The History of the Decline and Fall of the Roman Empire
It was lately brought to my attention that I had neglected the works of Mr. Edward Gibbon: an author no less celebrated for the felicity of his language, than for the depth of his scholarship. In that happy marriage may be seen the fons et origo of the twinned streams of the historian’s art. Mr. Gibbon’s sedulous reliance on ancient sources, combined with his earnestness to profess a thesis of cause and effect, have distinguished him as the Father of academic history; but it is no less true, that in making of his inchoate materials a finished body, he may with equal justice be nominated as the Father of narrative, or popular, history: which glories less in the dry and stable skeleton of Theory, than in the lively sinew of Story.
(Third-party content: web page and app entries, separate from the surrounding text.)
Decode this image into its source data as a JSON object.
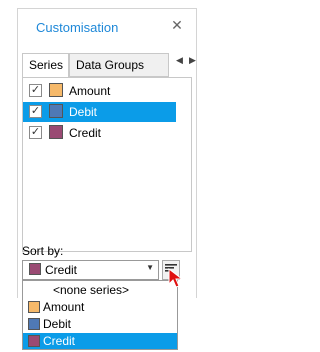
{
  "panel": {
    "title": "Customisation",
    "close_icon": "close-icon"
  },
  "tabs": [
    {
      "label": "Series",
      "active": true
    },
    {
      "label": "Data Groups",
      "active": false
    }
  ],
  "series": [
    {
      "label": "Amount",
      "checked": true,
      "color": "#f6b96a",
      "selected": false
    },
    {
      "label": "Debit",
      "checked": true,
      "color": "#4f79b5",
      "selected": true
    },
    {
      "label": "Credit",
      "checked": true,
      "color": "#9a4a73",
      "selected": false
    }
  ],
  "sort": {
    "label": "Sort by:",
    "selected": "Credit",
    "selected_color": "#9a4a73",
    "options": [
      {
        "label": "<none series>"
      },
      {
        "label": "Amount",
        "color": "#f6b96a"
      },
      {
        "label": "Debit",
        "color": "#4f79b5"
      },
      {
        "label": "Credit",
        "color": "#9a4a73",
        "highlighted": true
      }
    ]
  },
  "colors": {
    "accent": "#1e88d8",
    "selection": "#0b9ce8"
  }
}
I consider that it adds some lustre to these laurels to note that the work is the model for one of the grandest of the science-fiction epics, viz. the Foundation series of the noted Dr. Asimov.
It is not necessary to accept uncritically Gibbon’s inferences, to admire his methods. Modern scholars may deny that a spirit universally tolerant existed among the Pagans; they may decline to fix the entire weight of the decay of Empire upon one or two causes; they may deprecate the lack of weight given to oeconomical arguments. It is nonetheless worthy of remark, that in debating the specific conclusions, modern historians make use of the identical tools, that Gibbon has espoused: a disinterested spirit of enquiry; a reliance upon primary sources; a sceptical eye towards partiality; and a fixed devotion to the veridical, over the fabulous. I must particularly admire his technique in selecting, from sources stained with prejudice and bigotry, those facts least creditable to their authors.
The present author, it is true, enjoyed the advantages of a limited audience. Any person disposed to read his opus might be presumed to possess a respectable acquaintance with Classical antiquity, and to therefore regard with easy familiarity a passing reference to Tarquinius Superbus, and nod sagely at the mention of Domitian’s crimes. The evolutions of above two centuries have broadened the reach, even as they have perhaps lessened the depth, of the curriculum. The occasional and modest student of Roman history, into which category I should place myself, will have no difficulty with Mr. Gibbon’s general thesis, though he may be mildly perplexed by a name or an event half-remembered. A reader whose familiarity with the aera is more doubtful will be correspondingly more gratified if he has at his elbow some general scheme of the Republic and early Empire. This will at the least mitigate, if it does not entirely excuse, Gibbon’s inexplicable disinclination to include dates in his otherwise admirable design.
It is true as well that the narrative impetus of Gibbon’s opus flags somewhat in its latter chapters. The evolutions of the Roman polity give way to the monotonous convulsions of Byzantium, which insensibly degenerate into an endless round of riot, rebellion, and the putting out of eyes. The opposite of a slave is a free citizen, and an edifying contrast can be drawn between those states; but the opposite of a fanatick is too often merely another fanatick. Only in his closing chapters, as the final doom of Constantinople approaches, does Gibbon escape from the stagnant pool of the Grecian Empire, which in synopsis appears as a long-drawn shambles, interrupted by brief bursts of competence.
It remains for me only to remark, that Rome and Byzantium alike must blush with respect to the philosophical clime (known latterly as the Enlightenment) which in its nativity both informed, and was informed by, Gibbon’s masterpiece. The fathers of the present Republic have profited by the example of its antique predecessor. In their deliberations they were deeply anxious to avoid the perils of faction; but it is rather the law of succession, wherein the pupils have most clearly surpassed their teacher. A state in which absolute power is held by a permanent tenancy must inevitably excite the flagitious ambition of those able or avaricious men who stand near, yet below, the purple. In the present constitution the fever permits of an easy remedy. The mere passage of four, or five, or ten years, occasions the regular and predictable alteration of the regime; the would-be usurper chooses rather to bide his time; the injuries of the base or foolish leader are perforce limited; and the dreary and profitless cycle of rebellion and repression, of virtuous and vicious monarchs, is thereby broken. It is surely no coincidence that Rome’s meridian came under those emperors who preferred the surety of adopted merit, over the hazard of paternity, in fixing their successors. The terminus of this salutary practice forms the first, and not the least, of the misfortunes attendant upon the accession of Commodus. Had it become universal and customary, Rome might yet survive.